Lucas's response claims that even though the 1996 and 2000 papers always describe the type scute as a left, and depend on this erroneous interpretation for their diagnosis and discussion of the taxon, they actually mean exactly the opposite if one reads carefully. This is not a compelling argument. Lucas's rationales for this bizarre argument make little sense. For example, Lucas argues that as Heckert et al. (1996) identified the anterior bar, they must have known which end was medial and which was lateral. This is false. The erroneous interpretation of the osteoderm as a left correctly places the anterior bar along the anterior edge of the osteoderm. The difference between the erroneous and correct interpretations depends only on whether then center of flexion is closer to the medial or lateral edges, and these papers all explicitly place it closer to the lateral edge.

Lucas states that as Spielmann et al. (2006) cited Martz (2002) extensively, they clearly intended to give him credit. This is not so. As we explained very clearly in our original letter, Spielmann et al. (2006) cited Martz (2002) only on points they disagreed with. They otherwise took sole credit for the corrected interpretation (see above quote), and did not acknowledge Martz at all for having made this interpretation. If anything, their extensive citation of Martz on matters they disagreed with makes their omission on the point even more blatant. This was expained in our original letter to the DCA but ignored in Lucas's response.

Lucas also claims that Spielmann et al's (2006) Figure 1 was based on Heckert et al. (1996), and is not identical to Martz's (2002) Fig. 3.1 as we alleged. Spielmann et al's (2006) figure has two sections, one on the left showing the old, incorrect interpretation, and one on the right showing the corrected interpretation. The old interpretation is taken from Heckert et al. (1996). The modified interpretation on the right is clearly the same one given by Martz's (2002) Fig. 3.1. Contrary to Lucas' s claim, we never said the figure was taken directly from Martz's thesis, only that it showed the same reorientation. The significance of this is that it is impossible for Spielmann et al. (2006) to somehow be unaware that Martz made the same reorientation, given that they extensively cite this section of his thesis, and even cite part of the same figure.

As a final note, Lucas pointed out that we erroneously said that the 2006 paper was not submitted for peer review. Lucas is correct in identifying this as an error. Jerry Harris and Robert Sullivan are indeed acknowledged as reviewers for the paper.
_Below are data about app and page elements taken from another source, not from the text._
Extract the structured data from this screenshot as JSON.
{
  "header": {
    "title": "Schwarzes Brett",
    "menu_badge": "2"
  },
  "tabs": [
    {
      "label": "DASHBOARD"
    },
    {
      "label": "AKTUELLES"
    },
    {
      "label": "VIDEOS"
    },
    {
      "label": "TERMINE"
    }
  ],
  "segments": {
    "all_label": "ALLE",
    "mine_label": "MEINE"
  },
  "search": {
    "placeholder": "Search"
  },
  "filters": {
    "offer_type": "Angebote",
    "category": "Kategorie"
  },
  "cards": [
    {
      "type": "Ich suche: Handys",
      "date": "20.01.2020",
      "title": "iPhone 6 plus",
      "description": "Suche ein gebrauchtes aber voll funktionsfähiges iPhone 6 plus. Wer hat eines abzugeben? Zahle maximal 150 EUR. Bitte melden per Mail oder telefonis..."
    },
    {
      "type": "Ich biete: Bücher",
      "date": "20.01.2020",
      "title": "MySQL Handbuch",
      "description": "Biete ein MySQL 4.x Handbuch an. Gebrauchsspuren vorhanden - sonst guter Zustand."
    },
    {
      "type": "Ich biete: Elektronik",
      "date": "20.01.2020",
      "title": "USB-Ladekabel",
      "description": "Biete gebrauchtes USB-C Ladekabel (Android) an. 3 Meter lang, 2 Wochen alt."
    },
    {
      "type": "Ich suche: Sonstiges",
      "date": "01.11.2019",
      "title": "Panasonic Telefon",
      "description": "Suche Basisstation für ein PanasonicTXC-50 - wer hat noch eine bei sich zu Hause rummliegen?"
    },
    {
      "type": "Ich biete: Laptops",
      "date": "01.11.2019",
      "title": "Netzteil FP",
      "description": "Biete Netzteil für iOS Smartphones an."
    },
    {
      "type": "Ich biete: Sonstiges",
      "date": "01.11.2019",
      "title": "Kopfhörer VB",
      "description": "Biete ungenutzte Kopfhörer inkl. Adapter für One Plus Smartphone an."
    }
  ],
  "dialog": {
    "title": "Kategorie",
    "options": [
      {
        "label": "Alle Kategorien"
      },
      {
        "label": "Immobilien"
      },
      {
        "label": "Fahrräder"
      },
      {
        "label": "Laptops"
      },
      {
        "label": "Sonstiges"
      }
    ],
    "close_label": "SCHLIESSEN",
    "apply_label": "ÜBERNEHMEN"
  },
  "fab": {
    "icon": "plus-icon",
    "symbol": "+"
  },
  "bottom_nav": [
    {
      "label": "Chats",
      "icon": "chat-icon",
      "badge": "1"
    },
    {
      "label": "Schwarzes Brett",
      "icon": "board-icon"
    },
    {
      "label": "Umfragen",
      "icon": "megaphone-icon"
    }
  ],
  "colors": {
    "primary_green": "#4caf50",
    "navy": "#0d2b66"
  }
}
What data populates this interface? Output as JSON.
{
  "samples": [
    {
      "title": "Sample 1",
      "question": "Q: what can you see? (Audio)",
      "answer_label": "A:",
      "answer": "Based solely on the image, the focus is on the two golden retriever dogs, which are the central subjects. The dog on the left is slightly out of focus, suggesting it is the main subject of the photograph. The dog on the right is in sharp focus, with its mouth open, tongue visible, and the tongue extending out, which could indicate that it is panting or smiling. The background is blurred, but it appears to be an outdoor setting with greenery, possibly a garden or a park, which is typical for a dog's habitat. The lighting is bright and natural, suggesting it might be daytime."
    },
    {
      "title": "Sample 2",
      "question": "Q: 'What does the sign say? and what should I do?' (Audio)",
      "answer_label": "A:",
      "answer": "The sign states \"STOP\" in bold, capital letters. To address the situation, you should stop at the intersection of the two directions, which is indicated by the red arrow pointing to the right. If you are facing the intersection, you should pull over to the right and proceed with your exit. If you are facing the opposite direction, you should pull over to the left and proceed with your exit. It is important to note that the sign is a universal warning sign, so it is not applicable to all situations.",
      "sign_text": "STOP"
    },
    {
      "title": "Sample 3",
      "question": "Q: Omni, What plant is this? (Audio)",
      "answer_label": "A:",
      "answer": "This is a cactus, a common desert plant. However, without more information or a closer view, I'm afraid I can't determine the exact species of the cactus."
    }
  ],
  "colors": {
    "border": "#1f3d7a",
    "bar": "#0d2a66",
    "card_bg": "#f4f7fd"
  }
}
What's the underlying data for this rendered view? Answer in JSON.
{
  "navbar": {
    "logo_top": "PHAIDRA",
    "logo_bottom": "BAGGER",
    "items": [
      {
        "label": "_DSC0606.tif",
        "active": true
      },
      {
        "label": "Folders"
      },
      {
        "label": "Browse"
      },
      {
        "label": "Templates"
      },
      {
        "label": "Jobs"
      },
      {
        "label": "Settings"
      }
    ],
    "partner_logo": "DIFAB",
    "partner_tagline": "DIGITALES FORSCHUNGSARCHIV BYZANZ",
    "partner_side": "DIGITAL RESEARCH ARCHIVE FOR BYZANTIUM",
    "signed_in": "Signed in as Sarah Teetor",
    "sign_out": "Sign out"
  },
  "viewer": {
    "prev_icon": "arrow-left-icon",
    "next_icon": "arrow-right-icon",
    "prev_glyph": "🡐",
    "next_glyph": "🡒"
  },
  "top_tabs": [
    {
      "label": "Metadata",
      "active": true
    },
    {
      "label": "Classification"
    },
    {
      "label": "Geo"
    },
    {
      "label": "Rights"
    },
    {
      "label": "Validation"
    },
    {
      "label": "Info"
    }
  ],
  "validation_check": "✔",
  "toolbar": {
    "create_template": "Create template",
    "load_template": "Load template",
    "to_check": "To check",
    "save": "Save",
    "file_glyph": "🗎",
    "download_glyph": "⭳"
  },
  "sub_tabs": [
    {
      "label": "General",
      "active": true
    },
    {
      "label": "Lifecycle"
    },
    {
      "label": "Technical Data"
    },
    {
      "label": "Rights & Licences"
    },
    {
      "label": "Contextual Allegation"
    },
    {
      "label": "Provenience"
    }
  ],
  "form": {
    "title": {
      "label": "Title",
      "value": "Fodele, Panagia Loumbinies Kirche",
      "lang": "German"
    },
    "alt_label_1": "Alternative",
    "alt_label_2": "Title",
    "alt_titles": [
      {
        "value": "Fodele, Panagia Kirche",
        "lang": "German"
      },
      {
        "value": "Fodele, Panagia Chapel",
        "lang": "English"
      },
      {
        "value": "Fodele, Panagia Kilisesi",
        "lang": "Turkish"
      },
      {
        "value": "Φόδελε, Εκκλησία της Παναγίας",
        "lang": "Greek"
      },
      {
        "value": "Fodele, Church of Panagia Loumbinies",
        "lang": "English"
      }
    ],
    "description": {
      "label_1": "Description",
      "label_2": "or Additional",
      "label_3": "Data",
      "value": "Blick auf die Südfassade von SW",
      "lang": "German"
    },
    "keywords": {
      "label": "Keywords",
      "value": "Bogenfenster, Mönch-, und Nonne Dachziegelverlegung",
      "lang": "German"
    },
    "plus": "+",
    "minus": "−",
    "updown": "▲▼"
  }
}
However, although both Dr. Harris or Dr. Sullivan have published papers on the Triassic, neither (to the best of my knowledge) work on aetosaurs, so the fact that "neither detected any impropriety in the article" is not surprising